We hear the term dyslexic and we know it has something to do with difficulty with print and language. Our children may be defined as dyslexic and have problems with spelling, reading, writing, organisation, numbers or sequence. So, what is it like to be dyslexic? Like the individuality of each human, it is enormously varied and presents differently in every person who is dyslexic. For one person the decoding of words for reading is the problem. For another the decoding is easy but comprehension is missing. The physical task of writing is hard for some and for others spelling correctly is the difficult part.
What is the problem? The brain understands but the execution of the task is difficult, confusing or impossible. It’s frustrating, tiring and you often feel stupid. One difficulty often encountered is with left and right directions. You often give the wrong instructions. ‘Turn left,’ you say and the reaction from your partner, who knows you well is, ‘Are you sure you mean left?’ You flounder in your thinking. You are not sure. You feel inadequate and frustrated. You resort to signalling with your hands and the crisis has been averted for now. Another occasion and again the same mistake occurs – what’s wrong with you? Why do you never know? The frustration grows. Again when your friend gives directions to you, you make mistakes or hesitate, laugh it off but deep down you feel foolish. You know the difference between left and right and when calm can think it through but you are unable to quickly process the directions correctly. It doesn’t take too many repetitions to convince you to avoid the terms left and right at all costs and to find ways to cover your inadequacy. In reading it is similar. For many people the sounds and letters somehow don’t link together. The word may be familiar looking but the sounds can’t be accessed. This is easily apparent when children are learning to read. Those children, for whom the sound linkage is absent or difficult, struggle. How often will the child publically expose her inabilities when all around are chirping the correct sounds and being given lots of affirmation? She is being encouraged and commended for effort. She knows the difference and sees herself in a negative light. Sometimes in reading it’s the print that’s the problem – it blurs, moves, grows larger or smaller, or the glare off the page hurts your eyes. It may be hard to focus – try explaining that to others! Again the feeling of inadequacy and the logical way to help one cope may be to resort to devious means and hide the difficulty. This is added stress. Sequence can be a problem also. The days of the week, months of the year and times tables can be extremely difficult to master. To remember what comes after and before may be challenging. Will you volunteer the answer if you often get it wrong?

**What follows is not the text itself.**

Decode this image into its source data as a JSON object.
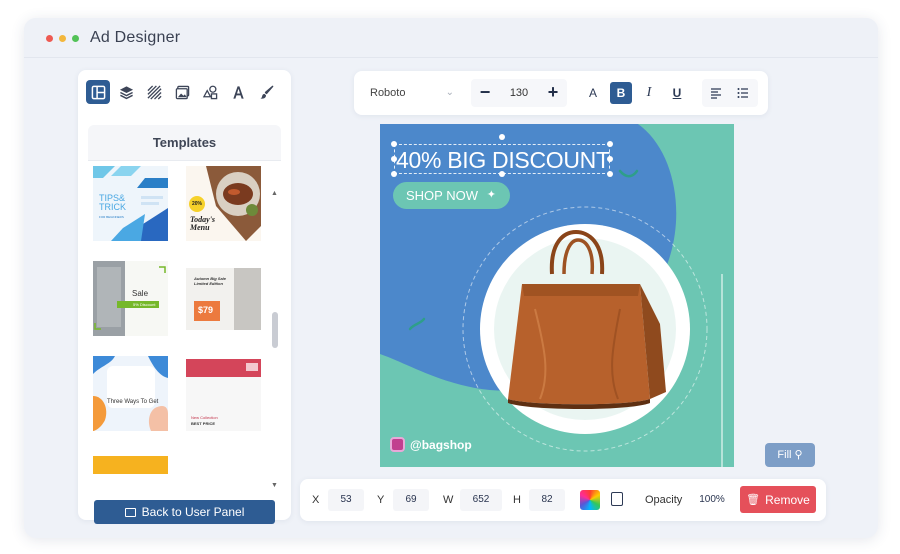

Form filling may be another problem. You can never figure out where to put the information – in the boxes above or below the instruction! Then you have to determine what the form wants from you – the information asked for can be interpreted in more than one way. Opposites are particularly difficult. ‘Payee’ – Who is that – the one who pays or the one who is paid? You may miss the little words and that changes the meaning. You resort to flattery or other means to get others to fill out the forms for you or, you use pencil or photocopy the forms first to ensure you get it right. It all requires effort – lots of effort. For each dyslexic there is a different set of problems and because of the problems there is always stress and negative reactions are common. What do you mean you can’t fill out forms – you can read and write, can’t you?
You always feel uncertain. Frustration is never far away and stress and anger can result. Fatigue is a by-product because you have to use so much energy to check and recheck. You may never feel good enough at anything. You may be reluctant to find what you are good at for fear of your deficiencies being exposed. Dyslexia can undermine confidence and add untold stress to your life. The other side of dyslexia, the different thinking, that is the cause of the problems, also carries with it the advantage of often being able to ‘think outside the box’. If you are fortunate enough to find an area in which you can excel, then the confidence thus gained can alleviate the negative and the different thinking can offer great advantages for those who discover their strength.
It’s important to recognise how dyslexia feels and to develop one’s strengths for only then, through success, can one honestly laugh and dismiss one’s errors as inconsequential.
Published in: ABWM June 2006